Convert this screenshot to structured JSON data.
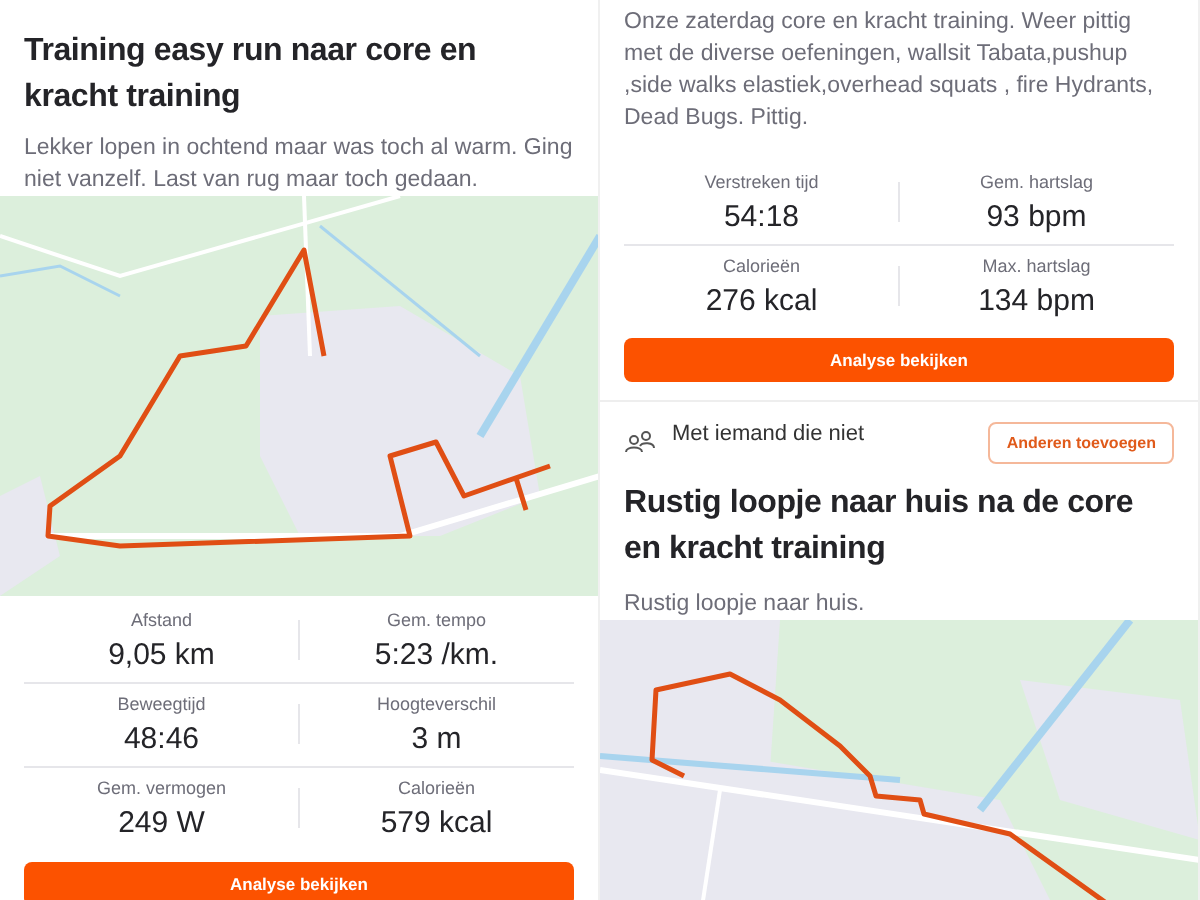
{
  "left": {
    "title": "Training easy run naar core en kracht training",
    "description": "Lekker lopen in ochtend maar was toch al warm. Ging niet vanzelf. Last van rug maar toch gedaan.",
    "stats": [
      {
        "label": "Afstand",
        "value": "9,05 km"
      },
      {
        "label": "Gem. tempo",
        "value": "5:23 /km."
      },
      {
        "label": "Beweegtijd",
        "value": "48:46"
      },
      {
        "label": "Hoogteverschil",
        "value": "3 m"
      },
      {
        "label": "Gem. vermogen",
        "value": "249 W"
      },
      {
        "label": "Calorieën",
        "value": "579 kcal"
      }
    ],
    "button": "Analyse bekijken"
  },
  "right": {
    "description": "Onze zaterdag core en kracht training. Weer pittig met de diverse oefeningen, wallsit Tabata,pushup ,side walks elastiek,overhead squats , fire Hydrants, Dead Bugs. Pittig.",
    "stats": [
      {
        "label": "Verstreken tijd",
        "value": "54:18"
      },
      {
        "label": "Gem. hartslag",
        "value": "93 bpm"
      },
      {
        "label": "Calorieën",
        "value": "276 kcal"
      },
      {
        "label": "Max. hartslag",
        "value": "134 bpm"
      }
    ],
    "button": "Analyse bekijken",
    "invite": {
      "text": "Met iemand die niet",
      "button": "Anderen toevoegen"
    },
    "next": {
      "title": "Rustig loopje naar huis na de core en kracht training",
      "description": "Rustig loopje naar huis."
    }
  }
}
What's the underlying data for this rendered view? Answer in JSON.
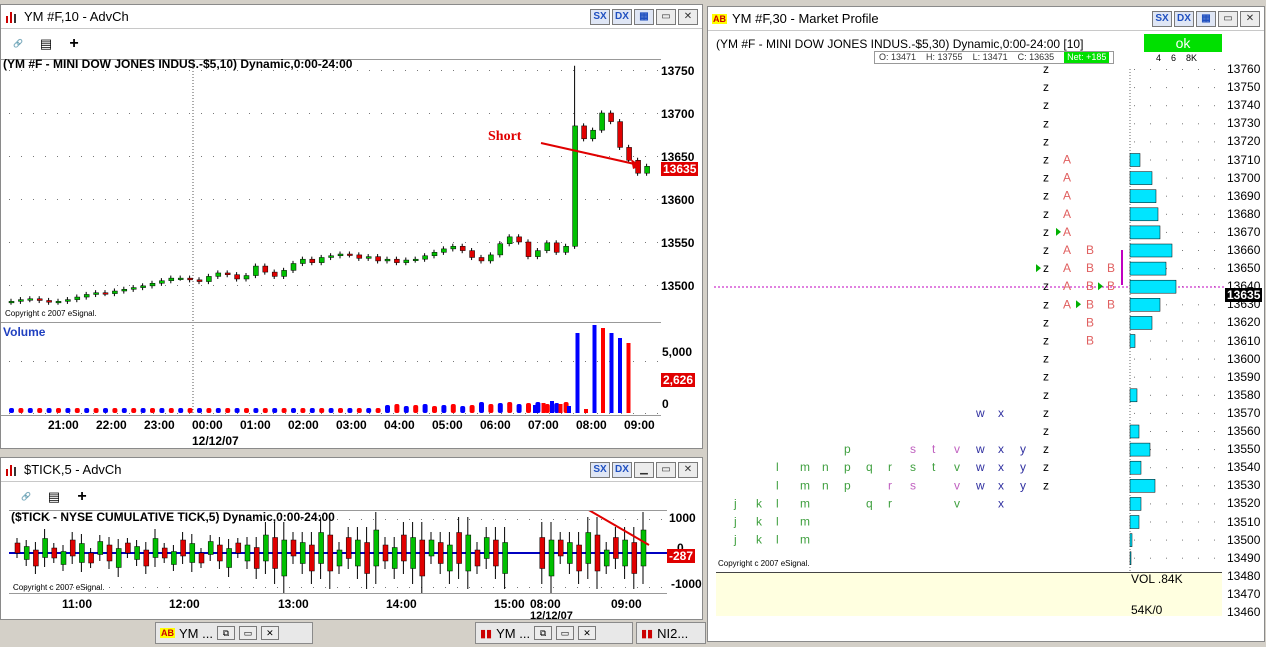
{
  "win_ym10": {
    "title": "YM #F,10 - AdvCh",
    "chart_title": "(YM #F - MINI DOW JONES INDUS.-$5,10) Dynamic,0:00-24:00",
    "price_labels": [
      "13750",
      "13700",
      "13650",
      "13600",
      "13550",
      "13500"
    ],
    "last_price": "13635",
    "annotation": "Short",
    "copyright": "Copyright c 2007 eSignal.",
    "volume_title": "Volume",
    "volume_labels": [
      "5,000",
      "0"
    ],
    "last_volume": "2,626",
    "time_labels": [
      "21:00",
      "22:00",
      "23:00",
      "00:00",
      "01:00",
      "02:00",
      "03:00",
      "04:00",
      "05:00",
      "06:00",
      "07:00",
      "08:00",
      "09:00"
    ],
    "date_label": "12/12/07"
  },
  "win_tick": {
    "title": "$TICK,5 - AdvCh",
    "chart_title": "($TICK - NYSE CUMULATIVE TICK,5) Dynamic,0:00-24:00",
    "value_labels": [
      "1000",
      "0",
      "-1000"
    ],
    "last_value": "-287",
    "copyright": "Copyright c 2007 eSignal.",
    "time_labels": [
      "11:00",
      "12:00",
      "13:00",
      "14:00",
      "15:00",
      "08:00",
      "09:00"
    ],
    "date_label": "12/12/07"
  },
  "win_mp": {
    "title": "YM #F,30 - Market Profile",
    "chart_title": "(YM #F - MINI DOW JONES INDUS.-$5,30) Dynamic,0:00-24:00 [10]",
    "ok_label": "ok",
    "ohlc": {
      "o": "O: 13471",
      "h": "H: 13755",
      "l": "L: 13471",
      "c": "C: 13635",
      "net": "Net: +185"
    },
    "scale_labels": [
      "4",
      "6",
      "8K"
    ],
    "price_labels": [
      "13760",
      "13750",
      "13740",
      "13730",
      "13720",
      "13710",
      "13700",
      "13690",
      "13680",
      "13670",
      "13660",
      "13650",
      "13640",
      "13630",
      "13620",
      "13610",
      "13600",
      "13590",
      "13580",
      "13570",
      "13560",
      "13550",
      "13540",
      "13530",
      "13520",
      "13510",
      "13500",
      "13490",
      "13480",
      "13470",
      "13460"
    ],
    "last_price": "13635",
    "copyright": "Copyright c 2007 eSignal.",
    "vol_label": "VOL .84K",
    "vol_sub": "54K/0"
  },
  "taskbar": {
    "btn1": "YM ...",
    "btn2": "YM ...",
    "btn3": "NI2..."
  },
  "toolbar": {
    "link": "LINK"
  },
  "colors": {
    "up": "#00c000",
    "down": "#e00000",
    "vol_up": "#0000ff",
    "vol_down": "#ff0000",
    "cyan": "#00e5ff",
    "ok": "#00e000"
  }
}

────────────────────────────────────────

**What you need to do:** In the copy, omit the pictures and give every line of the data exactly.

**Solution to the problem:**
Convert this screenshot to structured JSON data.
{
  "left": {
    "title": "Training easy run naar core en kracht training",
    "description": "Lekker lopen in ochtend maar was toch al warm. Ging niet vanzelf. Last van rug maar toch gedaan.",
    "stats": [
      {
        "label": "Afstand",
        "value": "9,05 km"
      },
      {
        "label": "Gem. tempo",
        "value": "5:23 /km."
      },
      {
        "label": "Beweegtijd",
        "value": "48:46"
      },
      {
        "label": "Hoogteverschil",
        "value": "3 m"
      },
      {
        "label": "Gem. vermogen",
        "value": "249 W"
      },
      {
        "label": "Calorieën",
        "value": "579 kcal"
      }
    ],
    "button": "Analyse bekijken"
  },
  "right": {
    "description": "Onze zaterdag core en kracht training. Weer pittig met de diverse oefeningen, wallsit Tabata,pushup ,side walks elastiek,overhead squats , fire Hydrants, Dead Bugs. Pittig.",
    "stats": [
      {
        "label": "Verstreken tijd",
        "value": "54:18"
      },
      {
        "label": "Gem. hartslag",
        "value": "93 bpm"
      },
      {
        "label": "Calorieën",
        "value": "276 kcal"
      },
      {
        "label": "Max. hartslag",
        "value": "134 bpm"
      }
    ],
    "button": "Analyse bekijken",
    "invite": {
      "text": "Met iemand die niet",
      "button": "Anderen toevoegen"
    },
    "next": {
      "title": "Rustig loopje naar huis na de core en kracht training",
      "description": "Rustig loopje naar huis."
    }
  }
}
What's the underlying data for this rendered view? Answer in JSON.
{
  "win_ym10": {
    "title": "YM #F,10 - AdvCh",
    "chart_title": "(YM #F - MINI DOW JONES INDUS.-$5,10) Dynamic,0:00-24:00",
    "price_labels": [
      "13750",
      "13700",
      "13650",
      "13600",
      "13550",
      "13500"
    ],
    "last_price": "13635",
    "annotation": "Short",
    "copyright": "Copyright c 2007 eSignal.",
    "volume_title": "Volume",
    "volume_labels": [
      "5,000",
      "0"
    ],
    "last_volume": "2,626",
    "time_labels": [
      "21:00",
      "22:00",
      "23:00",
      "00:00",
      "01:00",
      "02:00",
      "03:00",
      "04:00",
      "05:00",
      "06:00",
      "07:00",
      "08:00",
      "09:00"
    ],
    "date_label": "12/12/07"
  },
  "win_tick": {
    "title": "$TICK,5 - AdvCh",
    "chart_title": "($TICK - NYSE CUMULATIVE TICK,5) Dynamic,0:00-24:00",
    "value_labels": [
      "1000",
      "0",
      "-1000"
    ],
    "last_value": "-287",
    "copyright": "Copyright c 2007 eSignal.",
    "time_labels": [
      "11:00",
      "12:00",
      "13:00",
      "14:00",
      "15:00",
      "08:00",
      "09:00"
    ],
    "date_label": "12/12/07"
  },
  "win_mp": {
    "title": "YM #F,30 - Market Profile",
    "chart_title": "(YM #F - MINI DOW JONES INDUS.-$5,30) Dynamic,0:00-24:00 [10]",
    "ok_label": "ok",
    "ohlc": {
      "o": "O: 13471",
      "h": "H: 13755",
      "l": "L: 13471",
      "c": "C: 13635",
      "net": "Net: +185"
    },
    "scale_labels": [
      "4",
      "6",
      "8K"
    ],
    "price_labels": [
      "13760",
      "13750",
      "13740",
      "13730",
      "13720",
      "13710",
      "13700",
      "13690",
      "13680",
      "13670",
      "13660",
      "13650",
      "13640",
      "13630",
      "13620",
      "13610",
      "13600",
      "13590",
      "13580",
      "13570",
      "13560",
      "13550",
      "13540",
      "13530",
      "13520",
      "13510",
      "13500",
      "13490",
      "13480",
      "13470",
      "13460"
    ],
    "last_price": "13635",
    "copyright": "Copyright c 2007 eSignal.",
    "vol_label": "VOL .84K",
    "vol_sub": "54K/0"
  },
  "taskbar": {
    "btn1": "YM ...",
    "btn2": "YM ...",
    "btn3": "NI2..."
  },
  "toolbar": {
    "link": "LINK"
  },
  "colors": {
    "up": "#00c000",
    "down": "#e00000",
    "vol_up": "#0000ff",
    "vol_down": "#ff0000",
    "cyan": "#00e5ff",
    "ok": "#00e000"
  }
}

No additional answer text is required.